On our third full day we were given our best chance at seeing a Kermode bear. There hadn’t been any confirmed sightings of the white bear in the Kitasoo / Xaixais First Nation territory for the last couple of weeks. The Kitasoo / Xaixais have a reciprocal arrangement with their neighbours, Gitga’at, to enter each other’s territories. The Giga’at does not have grizzly bears on their islands but as a result they have a higher density of Kermode bears. There had been regular sightings of two white bears and we spent our third full day here in the hope of being privileged enough to see one.
When that magical moment came it was incredibly emotional… in our research before we committed to this trip we knew there was every chance that we would not see a white bear. We had read many reviews on trip advisor, blogs and articles where people had not been fortunate enough to see one, so we knew how lucky we were. Not only was there a white bear before us, the rain had stopped and the sun came out, we were very blessed indeed! You can read more about this day, which also rewarded us with seeing two black Kermode bears up close too, here.
Along with the bear sightings there are opportunities to experience the ancient culture of the Kitasoo / Xaixais First Nation people you are given an opportunity to visit the community’s ‘Big House’ and listen to the stories of the people. Also, if your stay at the lodge is long enough you can visit some cultural sites to see petroglyphs and pictographs.
Is Spirit Bear Lodge right for you?
The staff were some of the kindest, friendliest, most attentive group of people we have had the pleasure of being guests of. We felt as though we were part of their family throughout our stay (of course without the arguments and no chores ;))
The guides were knowledgeable and clearly passionate about the environment and the animals.
If you are interested in seeing black & grizzly bears there are much less costly and more accessible places to view them, places that can practically (depending on the time of year) guarantee you sightings. However, if you want a chance to see the elusive Kermode white bear then we whole heartedly recommend this lodge.
Spirit Bear Lodge website: http://www.spiritbear.com/
Viewing from: Mostly on foot, but also in boats & platforms
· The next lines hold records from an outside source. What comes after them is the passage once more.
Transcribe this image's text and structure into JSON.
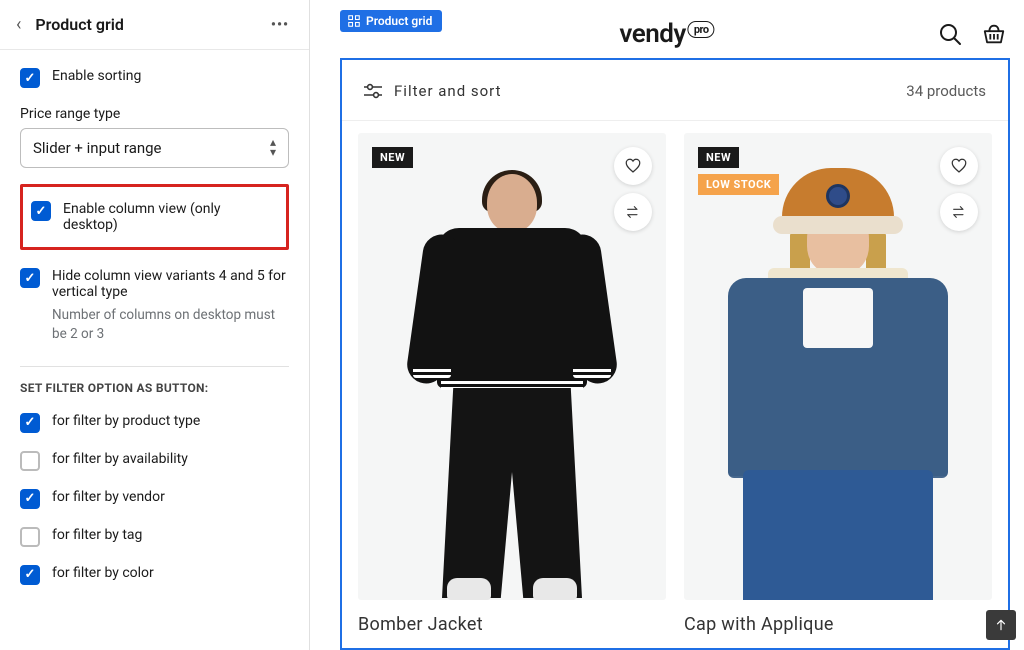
{
  "sidebar": {
    "title": "Product grid",
    "enable_sorting": "Enable sorting",
    "price_range_label": "Price range type",
    "price_range_value": "Slider + input range",
    "enable_column_view": "Enable column view (only desktop)",
    "hide_variants": "Hide column view variants 4 and 5 for vertical type",
    "hide_variants_help": "Number of columns on desktop must be 2 or 3",
    "section_label": "SET FILTER OPTION AS BUTTON:",
    "filters": {
      "product_type": "for filter by product type",
      "availability": "for filter by availability",
      "vendor": "for filter by vendor",
      "tag": "for filter by tag",
      "color": "for filter by color"
    }
  },
  "preview": {
    "section_tag": "Product grid",
    "brand": "vendy",
    "brand_suffix": "pro",
    "filter_sort": "Filter and sort",
    "count": "34 products",
    "cards": {
      "card1": {
        "new": "NEW",
        "title": "Bomber Jacket"
      },
      "card2": {
        "new": "NEW",
        "low": "LOW STOCK",
        "title": "Cap with Applique"
      }
    }
  }
}
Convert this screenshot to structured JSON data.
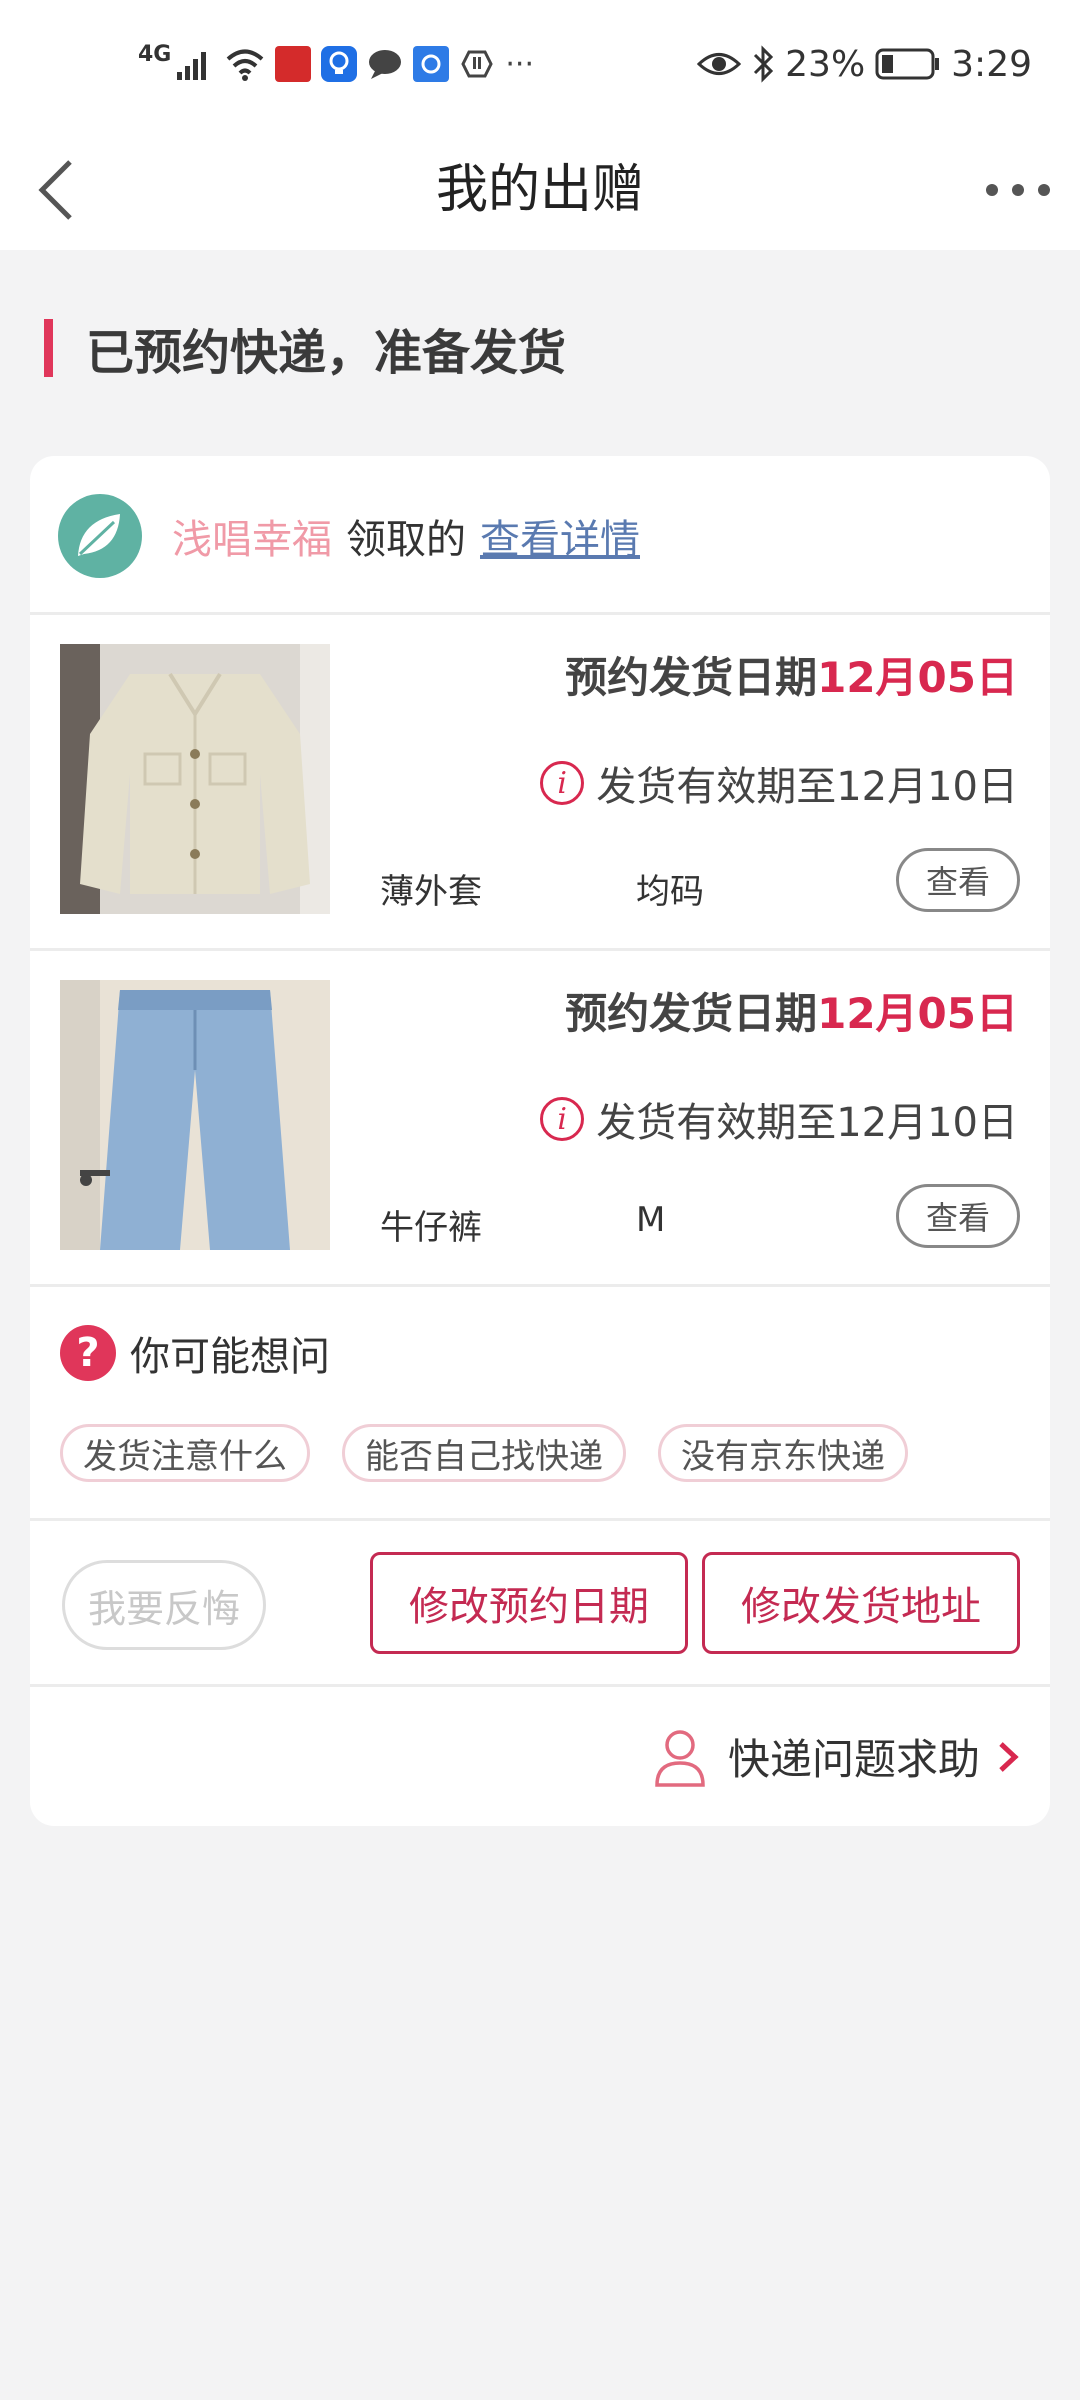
{
  "status_bar": {
    "network": "4G",
    "battery_percent": "23%",
    "time": "3:29",
    "icons": [
      "signal-icon",
      "wifi-icon",
      "app-icon-red",
      "bulb-icon",
      "chat-icon",
      "app-icon-blue",
      "hand-icon",
      "more-dots-icon"
    ],
    "right_icons": [
      "eye-icon",
      "bluetooth-icon",
      "battery-icon"
    ]
  },
  "nav": {
    "title": "我的出赠",
    "back_icon": "chevron-left-icon",
    "more_icon": "more-dots-icon"
  },
  "section": {
    "title": "已预约快递，准备发货",
    "accent_color": "#e0365a"
  },
  "receiver": {
    "name": "浅唱幸福",
    "action": "领取的",
    "link": "查看详情"
  },
  "items": [
    {
      "ship_label": "预约发货日期",
      "ship_date": "12月05日",
      "valid_until": "发货有效期至12月10日",
      "name": "薄外套",
      "size": "均码",
      "view_label": "查看",
      "thumb": "beige-jacket-photo"
    },
    {
      "ship_label": "预约发货日期",
      "ship_date": "12月05日",
      "valid_until": "发货有效期至12月10日",
      "name": "牛仔裤",
      "size": "M",
      "view_label": "查看",
      "thumb": "blue-jeans-photo"
    }
  ],
  "faq": {
    "label": "你可能想问",
    "chips": [
      "发货注意什么",
      "能否自己找快递",
      "没有京东快递"
    ]
  },
  "actions": {
    "regret": "我要反悔",
    "change_date": "修改预约日期",
    "change_address": "修改发货地址"
  },
  "help": {
    "label": "快递问题求助"
  }
}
Group size: 6 to 12
Time Viewing: All day
Clothing provided: Waterproofs & boots
Best time of year: September/early October
Other wildlife: Humpback whales, Orcas, wolves